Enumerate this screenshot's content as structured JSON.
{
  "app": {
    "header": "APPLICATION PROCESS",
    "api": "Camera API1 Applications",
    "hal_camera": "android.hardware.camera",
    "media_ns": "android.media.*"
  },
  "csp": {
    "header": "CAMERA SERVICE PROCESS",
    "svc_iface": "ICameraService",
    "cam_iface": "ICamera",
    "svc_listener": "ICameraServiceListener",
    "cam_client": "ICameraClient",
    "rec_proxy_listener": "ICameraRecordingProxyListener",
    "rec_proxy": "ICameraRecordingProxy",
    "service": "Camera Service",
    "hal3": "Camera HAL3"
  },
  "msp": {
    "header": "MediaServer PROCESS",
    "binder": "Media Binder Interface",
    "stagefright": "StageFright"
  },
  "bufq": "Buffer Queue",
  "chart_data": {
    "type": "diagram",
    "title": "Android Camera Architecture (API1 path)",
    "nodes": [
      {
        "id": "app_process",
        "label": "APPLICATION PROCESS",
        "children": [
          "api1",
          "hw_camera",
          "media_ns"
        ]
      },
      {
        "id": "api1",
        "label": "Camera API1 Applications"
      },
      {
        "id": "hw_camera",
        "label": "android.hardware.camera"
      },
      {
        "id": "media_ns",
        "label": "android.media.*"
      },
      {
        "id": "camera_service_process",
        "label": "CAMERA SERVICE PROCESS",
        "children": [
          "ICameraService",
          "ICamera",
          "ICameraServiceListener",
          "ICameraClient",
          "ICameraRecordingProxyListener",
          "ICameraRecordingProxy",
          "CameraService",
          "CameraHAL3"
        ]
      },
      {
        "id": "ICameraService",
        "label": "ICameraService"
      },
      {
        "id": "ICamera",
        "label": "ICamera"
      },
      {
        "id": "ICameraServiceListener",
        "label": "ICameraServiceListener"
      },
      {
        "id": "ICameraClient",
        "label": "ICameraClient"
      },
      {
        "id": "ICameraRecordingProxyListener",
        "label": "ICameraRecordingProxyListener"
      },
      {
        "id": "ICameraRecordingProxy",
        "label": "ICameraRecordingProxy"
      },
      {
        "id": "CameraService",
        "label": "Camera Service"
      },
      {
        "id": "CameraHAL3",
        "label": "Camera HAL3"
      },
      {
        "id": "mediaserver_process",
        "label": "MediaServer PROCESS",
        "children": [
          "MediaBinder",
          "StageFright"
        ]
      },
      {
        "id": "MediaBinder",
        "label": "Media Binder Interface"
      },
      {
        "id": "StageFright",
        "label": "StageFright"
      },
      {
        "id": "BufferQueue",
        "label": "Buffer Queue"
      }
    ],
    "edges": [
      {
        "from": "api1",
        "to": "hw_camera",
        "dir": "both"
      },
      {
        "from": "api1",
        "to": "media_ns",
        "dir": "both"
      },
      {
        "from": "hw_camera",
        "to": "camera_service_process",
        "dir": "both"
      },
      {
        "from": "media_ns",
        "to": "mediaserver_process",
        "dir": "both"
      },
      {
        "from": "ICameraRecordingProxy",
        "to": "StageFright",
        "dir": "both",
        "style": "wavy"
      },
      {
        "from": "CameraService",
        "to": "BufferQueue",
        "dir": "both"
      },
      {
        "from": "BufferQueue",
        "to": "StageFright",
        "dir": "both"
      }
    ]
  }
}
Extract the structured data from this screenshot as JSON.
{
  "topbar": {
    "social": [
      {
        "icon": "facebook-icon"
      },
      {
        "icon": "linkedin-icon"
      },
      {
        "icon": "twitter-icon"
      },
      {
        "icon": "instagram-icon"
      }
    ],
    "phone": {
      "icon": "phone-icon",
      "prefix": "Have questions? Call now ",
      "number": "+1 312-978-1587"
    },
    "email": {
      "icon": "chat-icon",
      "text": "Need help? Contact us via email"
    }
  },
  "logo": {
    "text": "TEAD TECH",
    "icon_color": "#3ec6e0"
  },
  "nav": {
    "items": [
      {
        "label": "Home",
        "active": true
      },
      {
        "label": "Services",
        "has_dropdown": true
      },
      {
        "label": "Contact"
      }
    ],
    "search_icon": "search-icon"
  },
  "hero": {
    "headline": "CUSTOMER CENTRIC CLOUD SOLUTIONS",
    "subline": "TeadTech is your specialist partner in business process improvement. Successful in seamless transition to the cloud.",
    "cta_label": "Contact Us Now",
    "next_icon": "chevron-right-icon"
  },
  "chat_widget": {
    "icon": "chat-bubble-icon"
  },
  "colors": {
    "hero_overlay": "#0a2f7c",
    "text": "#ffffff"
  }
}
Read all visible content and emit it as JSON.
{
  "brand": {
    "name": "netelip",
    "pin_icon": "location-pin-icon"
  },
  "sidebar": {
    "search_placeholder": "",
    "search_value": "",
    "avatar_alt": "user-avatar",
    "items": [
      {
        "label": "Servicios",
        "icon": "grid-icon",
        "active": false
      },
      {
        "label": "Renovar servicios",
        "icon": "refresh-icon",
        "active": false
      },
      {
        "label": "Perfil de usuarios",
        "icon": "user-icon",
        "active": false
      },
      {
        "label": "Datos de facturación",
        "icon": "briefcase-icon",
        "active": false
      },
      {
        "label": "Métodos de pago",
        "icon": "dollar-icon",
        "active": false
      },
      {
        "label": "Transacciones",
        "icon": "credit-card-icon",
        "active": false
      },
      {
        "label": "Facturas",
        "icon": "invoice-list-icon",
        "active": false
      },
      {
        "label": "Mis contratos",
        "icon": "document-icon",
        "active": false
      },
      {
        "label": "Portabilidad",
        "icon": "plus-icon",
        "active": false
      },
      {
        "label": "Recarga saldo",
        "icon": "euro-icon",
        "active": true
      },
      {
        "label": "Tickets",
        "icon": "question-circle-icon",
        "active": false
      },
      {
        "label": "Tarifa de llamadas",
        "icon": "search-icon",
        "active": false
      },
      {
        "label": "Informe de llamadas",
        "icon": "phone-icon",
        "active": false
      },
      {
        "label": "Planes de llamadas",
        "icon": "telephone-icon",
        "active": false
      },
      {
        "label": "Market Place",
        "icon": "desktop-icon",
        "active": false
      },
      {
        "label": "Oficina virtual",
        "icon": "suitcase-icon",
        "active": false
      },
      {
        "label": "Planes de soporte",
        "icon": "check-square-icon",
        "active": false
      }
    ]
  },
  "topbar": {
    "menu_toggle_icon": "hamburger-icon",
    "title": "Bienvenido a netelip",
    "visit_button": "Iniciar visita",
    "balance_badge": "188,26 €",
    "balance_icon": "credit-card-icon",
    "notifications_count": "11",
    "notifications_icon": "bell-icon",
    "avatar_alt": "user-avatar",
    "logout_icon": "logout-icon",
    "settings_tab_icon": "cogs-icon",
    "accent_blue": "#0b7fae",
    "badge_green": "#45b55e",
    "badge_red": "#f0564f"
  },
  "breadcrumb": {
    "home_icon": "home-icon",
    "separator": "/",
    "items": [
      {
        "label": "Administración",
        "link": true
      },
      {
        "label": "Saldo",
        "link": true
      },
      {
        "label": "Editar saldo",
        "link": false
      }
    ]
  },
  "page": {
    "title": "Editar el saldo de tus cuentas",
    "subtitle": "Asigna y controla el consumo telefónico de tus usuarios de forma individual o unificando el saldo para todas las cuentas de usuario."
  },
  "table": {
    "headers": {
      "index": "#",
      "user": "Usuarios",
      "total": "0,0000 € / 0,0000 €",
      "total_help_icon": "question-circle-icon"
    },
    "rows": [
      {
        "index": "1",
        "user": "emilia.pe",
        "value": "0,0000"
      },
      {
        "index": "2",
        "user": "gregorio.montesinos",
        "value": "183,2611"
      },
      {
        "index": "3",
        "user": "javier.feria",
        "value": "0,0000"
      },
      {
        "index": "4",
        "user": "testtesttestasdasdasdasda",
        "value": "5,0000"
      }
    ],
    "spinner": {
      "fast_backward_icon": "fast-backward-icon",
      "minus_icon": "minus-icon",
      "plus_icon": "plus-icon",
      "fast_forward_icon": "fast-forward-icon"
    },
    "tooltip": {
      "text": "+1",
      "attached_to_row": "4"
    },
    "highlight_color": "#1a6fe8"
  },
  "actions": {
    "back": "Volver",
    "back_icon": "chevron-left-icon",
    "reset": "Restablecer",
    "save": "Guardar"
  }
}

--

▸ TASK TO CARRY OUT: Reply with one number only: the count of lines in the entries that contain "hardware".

▸ RESULT FOR THIS TASK: 2